(Dataset items)
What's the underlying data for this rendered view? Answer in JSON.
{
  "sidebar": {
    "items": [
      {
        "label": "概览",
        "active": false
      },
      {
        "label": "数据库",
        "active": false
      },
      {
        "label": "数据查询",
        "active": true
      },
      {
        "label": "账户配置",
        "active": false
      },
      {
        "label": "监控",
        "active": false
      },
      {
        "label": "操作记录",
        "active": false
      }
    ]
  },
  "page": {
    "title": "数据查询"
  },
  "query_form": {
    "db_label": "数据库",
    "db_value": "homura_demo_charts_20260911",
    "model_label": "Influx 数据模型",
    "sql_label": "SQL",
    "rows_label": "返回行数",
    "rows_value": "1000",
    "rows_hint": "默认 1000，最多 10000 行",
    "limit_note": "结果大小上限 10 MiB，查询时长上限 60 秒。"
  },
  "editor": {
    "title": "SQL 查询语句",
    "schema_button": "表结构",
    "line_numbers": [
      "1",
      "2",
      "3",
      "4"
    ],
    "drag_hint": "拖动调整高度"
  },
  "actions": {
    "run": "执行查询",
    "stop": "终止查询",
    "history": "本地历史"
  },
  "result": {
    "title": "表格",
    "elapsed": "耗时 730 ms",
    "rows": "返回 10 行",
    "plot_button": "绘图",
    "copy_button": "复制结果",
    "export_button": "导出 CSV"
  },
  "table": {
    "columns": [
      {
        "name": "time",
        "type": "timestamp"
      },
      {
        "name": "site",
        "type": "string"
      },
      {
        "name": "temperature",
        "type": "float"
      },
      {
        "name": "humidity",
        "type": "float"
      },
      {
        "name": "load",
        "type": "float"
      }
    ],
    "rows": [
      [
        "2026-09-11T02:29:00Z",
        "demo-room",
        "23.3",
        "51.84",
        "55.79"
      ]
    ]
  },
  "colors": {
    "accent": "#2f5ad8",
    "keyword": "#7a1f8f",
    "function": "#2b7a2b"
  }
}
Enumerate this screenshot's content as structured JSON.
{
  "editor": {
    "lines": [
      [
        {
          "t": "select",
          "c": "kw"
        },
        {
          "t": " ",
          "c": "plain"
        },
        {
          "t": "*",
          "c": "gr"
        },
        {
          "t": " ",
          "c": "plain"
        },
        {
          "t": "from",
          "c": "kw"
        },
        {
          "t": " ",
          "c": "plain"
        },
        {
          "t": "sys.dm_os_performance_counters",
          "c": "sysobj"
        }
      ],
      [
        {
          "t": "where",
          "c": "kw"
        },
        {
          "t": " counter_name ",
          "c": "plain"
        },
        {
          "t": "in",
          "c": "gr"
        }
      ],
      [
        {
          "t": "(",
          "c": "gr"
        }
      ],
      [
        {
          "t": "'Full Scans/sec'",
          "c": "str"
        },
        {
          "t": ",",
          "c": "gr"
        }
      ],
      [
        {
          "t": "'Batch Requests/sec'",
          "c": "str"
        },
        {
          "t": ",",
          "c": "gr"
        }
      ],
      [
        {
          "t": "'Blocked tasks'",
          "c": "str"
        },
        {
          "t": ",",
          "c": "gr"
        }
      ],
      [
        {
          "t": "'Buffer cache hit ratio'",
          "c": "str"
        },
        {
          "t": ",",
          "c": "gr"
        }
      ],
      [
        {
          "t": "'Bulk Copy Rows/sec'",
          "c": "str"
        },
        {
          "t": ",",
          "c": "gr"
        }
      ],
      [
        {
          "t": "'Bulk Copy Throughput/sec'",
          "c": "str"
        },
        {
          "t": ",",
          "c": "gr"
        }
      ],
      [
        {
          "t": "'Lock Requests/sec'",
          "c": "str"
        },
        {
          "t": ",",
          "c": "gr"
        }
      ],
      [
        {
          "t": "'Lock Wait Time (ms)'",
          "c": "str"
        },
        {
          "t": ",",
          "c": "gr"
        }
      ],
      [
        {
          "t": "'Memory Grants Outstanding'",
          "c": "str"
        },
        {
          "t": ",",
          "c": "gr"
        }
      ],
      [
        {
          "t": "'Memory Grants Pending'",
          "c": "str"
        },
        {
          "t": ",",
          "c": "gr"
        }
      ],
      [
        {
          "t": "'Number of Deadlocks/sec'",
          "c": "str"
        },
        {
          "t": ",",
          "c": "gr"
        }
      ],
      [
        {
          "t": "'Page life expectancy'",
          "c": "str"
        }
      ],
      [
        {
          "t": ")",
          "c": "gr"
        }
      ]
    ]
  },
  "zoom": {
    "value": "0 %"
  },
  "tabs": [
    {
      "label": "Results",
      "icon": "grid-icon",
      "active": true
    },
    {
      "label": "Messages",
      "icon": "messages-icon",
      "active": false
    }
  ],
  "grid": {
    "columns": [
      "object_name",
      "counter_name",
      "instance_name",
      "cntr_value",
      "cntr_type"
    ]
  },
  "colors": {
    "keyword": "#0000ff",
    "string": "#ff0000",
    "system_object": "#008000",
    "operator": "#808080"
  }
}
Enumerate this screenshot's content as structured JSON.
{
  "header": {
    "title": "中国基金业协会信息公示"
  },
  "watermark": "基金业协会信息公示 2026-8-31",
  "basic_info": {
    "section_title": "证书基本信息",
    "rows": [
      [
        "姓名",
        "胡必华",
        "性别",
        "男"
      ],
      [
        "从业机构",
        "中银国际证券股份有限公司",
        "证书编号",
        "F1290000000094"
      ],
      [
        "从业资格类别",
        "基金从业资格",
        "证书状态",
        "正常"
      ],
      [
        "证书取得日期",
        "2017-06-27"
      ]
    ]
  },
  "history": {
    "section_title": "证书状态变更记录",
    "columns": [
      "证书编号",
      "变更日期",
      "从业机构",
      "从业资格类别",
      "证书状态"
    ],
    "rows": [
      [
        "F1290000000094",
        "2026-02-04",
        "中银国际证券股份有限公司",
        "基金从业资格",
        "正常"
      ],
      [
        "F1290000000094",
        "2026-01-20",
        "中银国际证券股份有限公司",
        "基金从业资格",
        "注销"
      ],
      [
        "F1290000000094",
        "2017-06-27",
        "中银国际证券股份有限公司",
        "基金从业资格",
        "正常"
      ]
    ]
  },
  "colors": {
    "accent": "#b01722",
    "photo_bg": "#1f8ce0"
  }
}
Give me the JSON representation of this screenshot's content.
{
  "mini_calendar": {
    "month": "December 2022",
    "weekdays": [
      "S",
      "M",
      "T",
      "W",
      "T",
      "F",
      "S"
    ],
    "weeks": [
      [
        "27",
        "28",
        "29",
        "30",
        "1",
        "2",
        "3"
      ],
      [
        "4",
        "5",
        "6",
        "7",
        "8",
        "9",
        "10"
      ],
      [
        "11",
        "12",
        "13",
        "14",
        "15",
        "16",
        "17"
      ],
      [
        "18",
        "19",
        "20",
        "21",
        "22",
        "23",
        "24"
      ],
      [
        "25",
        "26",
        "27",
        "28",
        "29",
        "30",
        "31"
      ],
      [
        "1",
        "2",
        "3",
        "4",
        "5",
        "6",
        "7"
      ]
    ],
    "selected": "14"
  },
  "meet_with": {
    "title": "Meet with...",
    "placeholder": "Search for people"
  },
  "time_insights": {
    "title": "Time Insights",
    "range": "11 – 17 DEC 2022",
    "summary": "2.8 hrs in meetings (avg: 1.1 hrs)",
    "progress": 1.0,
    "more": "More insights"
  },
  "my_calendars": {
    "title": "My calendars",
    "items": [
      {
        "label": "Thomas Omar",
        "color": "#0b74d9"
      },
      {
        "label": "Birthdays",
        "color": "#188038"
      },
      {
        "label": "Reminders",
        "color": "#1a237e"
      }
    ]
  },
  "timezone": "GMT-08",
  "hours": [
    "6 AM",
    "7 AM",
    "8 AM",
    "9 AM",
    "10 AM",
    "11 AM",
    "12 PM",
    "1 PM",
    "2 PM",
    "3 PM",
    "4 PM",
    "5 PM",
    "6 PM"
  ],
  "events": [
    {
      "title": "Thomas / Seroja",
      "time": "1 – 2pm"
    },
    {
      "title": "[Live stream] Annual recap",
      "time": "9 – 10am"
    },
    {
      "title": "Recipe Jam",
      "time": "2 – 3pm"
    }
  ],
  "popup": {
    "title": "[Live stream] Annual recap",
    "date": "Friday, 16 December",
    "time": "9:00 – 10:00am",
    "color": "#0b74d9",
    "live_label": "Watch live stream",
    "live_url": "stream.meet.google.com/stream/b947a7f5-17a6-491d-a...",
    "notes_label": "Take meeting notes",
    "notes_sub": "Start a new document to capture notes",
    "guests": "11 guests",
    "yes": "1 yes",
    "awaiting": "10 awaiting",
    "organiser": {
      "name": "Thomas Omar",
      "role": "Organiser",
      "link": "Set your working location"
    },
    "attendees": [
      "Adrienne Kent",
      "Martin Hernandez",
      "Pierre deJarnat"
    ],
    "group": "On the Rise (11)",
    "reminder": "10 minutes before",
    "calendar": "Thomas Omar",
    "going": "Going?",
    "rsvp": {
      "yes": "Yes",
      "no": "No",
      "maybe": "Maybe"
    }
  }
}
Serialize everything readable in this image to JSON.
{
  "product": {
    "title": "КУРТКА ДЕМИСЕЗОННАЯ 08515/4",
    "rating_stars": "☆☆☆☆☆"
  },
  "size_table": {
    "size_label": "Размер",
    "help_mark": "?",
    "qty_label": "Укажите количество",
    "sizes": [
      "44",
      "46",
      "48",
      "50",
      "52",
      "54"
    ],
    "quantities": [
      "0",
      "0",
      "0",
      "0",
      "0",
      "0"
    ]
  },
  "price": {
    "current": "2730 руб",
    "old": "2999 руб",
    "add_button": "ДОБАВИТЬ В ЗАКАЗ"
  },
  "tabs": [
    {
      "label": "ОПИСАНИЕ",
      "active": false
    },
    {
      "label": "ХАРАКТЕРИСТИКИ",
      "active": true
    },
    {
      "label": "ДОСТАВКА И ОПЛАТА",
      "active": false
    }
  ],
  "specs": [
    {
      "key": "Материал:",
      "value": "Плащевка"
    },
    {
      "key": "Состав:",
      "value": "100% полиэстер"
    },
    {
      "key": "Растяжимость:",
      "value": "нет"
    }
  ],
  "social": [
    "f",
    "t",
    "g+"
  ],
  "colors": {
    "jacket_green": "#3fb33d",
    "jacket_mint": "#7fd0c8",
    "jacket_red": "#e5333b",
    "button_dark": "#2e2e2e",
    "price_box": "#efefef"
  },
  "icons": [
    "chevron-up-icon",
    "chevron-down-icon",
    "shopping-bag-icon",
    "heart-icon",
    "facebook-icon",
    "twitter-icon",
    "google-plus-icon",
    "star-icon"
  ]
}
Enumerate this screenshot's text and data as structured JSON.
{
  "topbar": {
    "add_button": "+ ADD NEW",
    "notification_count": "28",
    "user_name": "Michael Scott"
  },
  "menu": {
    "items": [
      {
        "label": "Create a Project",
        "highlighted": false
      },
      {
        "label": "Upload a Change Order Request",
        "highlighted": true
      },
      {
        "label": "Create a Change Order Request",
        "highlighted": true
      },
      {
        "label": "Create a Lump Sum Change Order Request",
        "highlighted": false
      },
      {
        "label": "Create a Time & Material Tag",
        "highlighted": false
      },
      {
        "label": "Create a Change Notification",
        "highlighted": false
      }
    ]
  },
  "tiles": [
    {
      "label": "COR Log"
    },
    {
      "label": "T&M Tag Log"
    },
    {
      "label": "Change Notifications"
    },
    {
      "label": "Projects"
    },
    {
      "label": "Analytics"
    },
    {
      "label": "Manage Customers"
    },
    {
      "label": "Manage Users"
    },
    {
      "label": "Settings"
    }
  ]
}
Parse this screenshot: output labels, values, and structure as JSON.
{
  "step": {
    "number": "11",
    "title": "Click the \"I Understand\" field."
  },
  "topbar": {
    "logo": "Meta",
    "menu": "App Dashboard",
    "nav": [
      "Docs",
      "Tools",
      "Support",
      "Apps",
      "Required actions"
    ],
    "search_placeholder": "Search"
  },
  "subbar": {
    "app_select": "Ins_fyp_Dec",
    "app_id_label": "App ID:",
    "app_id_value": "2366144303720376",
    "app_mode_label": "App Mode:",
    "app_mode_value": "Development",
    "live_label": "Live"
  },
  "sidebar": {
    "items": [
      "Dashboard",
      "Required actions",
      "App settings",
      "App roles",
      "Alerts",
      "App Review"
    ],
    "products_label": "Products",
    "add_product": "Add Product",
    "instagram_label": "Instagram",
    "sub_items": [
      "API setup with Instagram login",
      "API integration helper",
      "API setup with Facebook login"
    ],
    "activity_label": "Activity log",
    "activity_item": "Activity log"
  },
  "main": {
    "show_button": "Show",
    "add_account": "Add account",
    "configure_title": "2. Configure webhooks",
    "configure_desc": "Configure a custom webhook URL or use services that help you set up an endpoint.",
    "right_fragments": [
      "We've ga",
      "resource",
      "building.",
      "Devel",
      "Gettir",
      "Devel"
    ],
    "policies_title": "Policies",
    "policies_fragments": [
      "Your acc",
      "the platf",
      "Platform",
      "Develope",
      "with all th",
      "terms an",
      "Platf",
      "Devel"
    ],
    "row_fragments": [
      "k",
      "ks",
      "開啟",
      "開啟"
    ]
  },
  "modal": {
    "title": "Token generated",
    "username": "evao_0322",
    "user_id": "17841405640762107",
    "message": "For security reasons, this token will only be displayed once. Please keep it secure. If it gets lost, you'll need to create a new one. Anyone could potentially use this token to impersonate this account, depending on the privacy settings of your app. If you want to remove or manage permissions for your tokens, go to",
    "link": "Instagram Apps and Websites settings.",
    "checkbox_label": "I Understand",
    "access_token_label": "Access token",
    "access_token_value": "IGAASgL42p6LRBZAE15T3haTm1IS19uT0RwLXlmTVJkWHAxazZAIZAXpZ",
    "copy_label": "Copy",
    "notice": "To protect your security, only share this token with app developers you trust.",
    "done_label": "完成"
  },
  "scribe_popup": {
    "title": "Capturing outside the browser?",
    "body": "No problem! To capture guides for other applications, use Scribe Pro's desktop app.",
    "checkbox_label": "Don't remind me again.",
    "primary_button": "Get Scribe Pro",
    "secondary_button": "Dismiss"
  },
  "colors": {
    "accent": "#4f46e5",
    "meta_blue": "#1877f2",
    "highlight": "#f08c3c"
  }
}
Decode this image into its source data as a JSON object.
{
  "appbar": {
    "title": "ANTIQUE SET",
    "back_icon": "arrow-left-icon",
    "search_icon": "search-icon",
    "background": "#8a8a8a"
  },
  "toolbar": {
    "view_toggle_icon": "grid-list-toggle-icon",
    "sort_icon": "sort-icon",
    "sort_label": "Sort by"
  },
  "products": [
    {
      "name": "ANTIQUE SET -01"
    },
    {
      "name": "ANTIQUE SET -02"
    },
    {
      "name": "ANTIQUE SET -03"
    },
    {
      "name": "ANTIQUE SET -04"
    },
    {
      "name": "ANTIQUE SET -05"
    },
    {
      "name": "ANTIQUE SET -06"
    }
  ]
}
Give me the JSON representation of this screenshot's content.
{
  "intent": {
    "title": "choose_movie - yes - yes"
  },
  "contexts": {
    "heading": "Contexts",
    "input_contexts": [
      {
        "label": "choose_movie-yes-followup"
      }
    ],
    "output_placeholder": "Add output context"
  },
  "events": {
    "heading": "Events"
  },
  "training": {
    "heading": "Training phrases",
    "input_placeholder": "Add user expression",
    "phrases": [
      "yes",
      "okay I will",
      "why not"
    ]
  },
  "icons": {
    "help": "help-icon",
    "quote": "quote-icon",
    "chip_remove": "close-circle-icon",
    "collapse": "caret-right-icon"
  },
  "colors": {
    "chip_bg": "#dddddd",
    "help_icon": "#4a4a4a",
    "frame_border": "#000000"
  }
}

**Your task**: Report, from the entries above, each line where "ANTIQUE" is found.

**Reply to the task**:
    "title": "ANTIQUE SET",
      "name": "ANTIQUE SET -01"
      "name": "ANTIQUE SET -02"
      "name": "ANTIQUE SET -03"
      "name": "ANTIQUE SET -04"
      "name": "ANTIQUE SET -05"
      "name": "ANTIQUE SET -06"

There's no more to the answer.